--- WHAT THE TASK ASKS ---
The required result is each line of the entries below containing the string "icon".

--- DATASET RECORDS ---
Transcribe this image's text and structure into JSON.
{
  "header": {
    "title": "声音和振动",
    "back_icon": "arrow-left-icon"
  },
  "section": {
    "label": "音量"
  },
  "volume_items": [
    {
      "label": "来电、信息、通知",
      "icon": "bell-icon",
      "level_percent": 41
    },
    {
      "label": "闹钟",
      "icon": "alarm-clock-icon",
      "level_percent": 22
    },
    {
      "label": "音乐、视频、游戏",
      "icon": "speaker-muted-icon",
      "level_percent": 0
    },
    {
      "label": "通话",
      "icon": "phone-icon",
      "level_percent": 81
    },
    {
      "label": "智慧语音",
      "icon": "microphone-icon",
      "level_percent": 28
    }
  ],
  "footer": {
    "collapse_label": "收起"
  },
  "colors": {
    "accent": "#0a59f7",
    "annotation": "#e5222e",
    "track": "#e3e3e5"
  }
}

--- EXERCISE ANSWER ---
    "back_icon": "arrow-left-icon"
      "icon": "bell-icon",
      "icon": "alarm-clock-icon",
      "icon": "speaker-muted-icon",
      "icon": "phone-icon",
      "icon": "microphone-icon",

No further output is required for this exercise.